DETROIT (Bloomberg) -- Automakers led by General Motors Co. and Chrysler Group LLC may need to boost incentives or cut production to reduce inventories that have risen to a 31-month high, according to a Bloomberg analysis.
GM, Chrysler and Ford Motor Co. had 80 days supply of cars and light trucks as of Nov. 30, according to a report led by Kevin Tynan, a Princeton, N.J.-based Bloomberg analyst. Inventories are considered "manageable" when in the range of 55 days to 65 days, he said.

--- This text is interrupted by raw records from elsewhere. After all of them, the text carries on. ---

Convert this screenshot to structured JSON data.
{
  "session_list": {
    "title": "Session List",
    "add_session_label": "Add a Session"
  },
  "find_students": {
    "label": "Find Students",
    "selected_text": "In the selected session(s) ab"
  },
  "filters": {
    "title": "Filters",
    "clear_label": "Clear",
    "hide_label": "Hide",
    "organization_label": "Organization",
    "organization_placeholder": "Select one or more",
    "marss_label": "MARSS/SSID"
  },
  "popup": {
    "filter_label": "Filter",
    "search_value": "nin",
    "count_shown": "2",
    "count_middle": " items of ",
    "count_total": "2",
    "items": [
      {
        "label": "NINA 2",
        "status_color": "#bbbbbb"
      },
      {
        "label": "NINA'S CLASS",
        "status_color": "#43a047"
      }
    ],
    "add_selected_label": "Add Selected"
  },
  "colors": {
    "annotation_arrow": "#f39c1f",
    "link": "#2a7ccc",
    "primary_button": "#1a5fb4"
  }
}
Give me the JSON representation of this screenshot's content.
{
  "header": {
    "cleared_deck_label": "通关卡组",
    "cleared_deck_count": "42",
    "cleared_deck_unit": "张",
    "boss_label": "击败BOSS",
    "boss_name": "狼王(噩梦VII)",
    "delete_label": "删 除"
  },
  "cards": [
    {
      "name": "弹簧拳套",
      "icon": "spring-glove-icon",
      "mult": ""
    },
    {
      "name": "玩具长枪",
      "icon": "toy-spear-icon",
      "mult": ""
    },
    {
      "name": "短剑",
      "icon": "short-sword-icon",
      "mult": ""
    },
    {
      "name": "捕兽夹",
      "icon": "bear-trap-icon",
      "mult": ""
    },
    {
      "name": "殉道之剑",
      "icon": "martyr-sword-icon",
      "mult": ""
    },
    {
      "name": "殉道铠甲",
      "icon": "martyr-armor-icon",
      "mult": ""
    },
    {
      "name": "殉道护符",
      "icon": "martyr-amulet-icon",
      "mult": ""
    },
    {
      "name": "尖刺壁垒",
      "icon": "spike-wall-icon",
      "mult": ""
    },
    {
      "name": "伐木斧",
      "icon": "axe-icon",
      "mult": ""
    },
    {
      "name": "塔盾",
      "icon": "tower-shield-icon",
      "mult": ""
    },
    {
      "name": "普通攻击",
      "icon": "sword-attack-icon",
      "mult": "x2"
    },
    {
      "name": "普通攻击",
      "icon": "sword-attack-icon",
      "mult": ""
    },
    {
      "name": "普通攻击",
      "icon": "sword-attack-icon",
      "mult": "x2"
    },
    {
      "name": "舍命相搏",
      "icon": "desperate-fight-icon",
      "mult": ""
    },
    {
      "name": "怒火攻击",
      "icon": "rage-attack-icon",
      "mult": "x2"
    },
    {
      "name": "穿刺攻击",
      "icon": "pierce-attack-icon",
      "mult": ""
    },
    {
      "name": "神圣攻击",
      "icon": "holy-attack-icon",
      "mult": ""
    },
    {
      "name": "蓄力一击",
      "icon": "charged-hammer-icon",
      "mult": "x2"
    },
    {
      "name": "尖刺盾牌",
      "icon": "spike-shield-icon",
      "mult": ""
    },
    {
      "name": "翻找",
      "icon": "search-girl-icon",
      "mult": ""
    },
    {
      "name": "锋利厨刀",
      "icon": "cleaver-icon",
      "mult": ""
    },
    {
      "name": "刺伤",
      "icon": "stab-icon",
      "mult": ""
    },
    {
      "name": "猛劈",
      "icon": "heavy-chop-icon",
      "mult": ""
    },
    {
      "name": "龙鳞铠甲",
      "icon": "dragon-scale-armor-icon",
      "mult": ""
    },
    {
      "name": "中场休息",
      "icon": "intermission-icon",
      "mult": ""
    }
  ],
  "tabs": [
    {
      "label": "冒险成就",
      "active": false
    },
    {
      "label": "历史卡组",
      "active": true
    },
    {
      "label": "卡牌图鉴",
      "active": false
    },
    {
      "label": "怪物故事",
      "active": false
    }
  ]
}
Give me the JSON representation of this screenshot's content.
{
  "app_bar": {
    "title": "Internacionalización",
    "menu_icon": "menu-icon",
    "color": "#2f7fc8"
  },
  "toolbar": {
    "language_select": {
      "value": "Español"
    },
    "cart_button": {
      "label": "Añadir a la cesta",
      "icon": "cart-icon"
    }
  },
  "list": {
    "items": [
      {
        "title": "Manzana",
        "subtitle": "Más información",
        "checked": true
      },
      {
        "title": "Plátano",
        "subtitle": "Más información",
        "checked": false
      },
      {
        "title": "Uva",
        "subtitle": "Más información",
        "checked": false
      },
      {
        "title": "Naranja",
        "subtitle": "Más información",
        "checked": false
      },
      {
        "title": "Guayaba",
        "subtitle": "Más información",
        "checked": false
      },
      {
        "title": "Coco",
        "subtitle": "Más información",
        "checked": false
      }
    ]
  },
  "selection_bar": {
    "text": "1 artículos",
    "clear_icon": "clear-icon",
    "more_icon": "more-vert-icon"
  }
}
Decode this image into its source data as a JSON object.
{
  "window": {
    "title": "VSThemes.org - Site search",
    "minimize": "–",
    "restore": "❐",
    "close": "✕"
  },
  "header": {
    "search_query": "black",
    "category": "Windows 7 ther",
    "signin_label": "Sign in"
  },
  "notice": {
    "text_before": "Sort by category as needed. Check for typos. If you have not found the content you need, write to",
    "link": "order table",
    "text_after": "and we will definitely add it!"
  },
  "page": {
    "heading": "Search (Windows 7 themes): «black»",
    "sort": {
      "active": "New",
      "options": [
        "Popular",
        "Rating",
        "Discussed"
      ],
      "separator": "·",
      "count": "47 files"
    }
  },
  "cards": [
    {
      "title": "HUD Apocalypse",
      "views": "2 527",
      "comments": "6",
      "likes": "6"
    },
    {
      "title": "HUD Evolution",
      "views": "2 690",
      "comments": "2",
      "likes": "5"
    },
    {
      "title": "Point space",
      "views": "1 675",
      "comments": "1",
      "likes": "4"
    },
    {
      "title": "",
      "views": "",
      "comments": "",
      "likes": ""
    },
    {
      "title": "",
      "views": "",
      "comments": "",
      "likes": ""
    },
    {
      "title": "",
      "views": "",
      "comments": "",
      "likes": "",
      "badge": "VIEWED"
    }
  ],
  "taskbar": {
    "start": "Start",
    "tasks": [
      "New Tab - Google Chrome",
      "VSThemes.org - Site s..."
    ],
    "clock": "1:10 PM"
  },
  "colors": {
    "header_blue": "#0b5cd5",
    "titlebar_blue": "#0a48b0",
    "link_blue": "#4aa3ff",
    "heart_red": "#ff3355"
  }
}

The automakers' supply of cars and trucks may be too high as Toyota Motor Corp. and Honda Motor Co. production recovers from Japan's tsunami and Thailand's floods this year. Toyota may use incentives to reclaim U.S. market share that has stayed below 14 percent in every month since the March tsunami from 18 percent in December 2009.
"You just don't want to be out there with so much inventory when a price war starts or it's going to get ugly," Tynan said today in a phone interview. "If I'm GM, Ford or Chrysler, I'm trying to get that days supply down" before Japanese automakers' inventories return to 60 days supply.
U.S. auto sales may total 12.7 million this year, the best annual performance since 2008, Bloomberg estimates. Sales may increase to 13.5 million in 2012, rising for a third consecutive year from a 27-year low of 10.4 million cars and light trucks in 2009. GM is poised to retake leadership in global auto sales, which it ceded to Toyota in 2008.
The automaker has reported 6.79 million sales through September of this year, leading disaster-stricken Toyota by 1 million vehicles. Volkswagen AG has jumped to second with 6.17 million vehicles sold through the first nine months, expanding faster than it had forecast.
U.S. inventory for Japanese automakers fell to 47 days at the end of March after the nation's earthquake and tsunami earlier that month disrupted car and truck assembly plants and the supply of parts.
The automakers' supply has yet to surpass 50 days since, and inventories for Korean carmakers Hyundai Motor Co. and Kia Motors Corp. have trailed 40 days throughout that span, according to Bloomberg.
If the pace of auto sales slow early next year as Toyota and Honda's supply recovers, cuts to production or increased incentives probably would affect U.S. automakers' earnings beginning in the second quarter of 2012, Tynan said.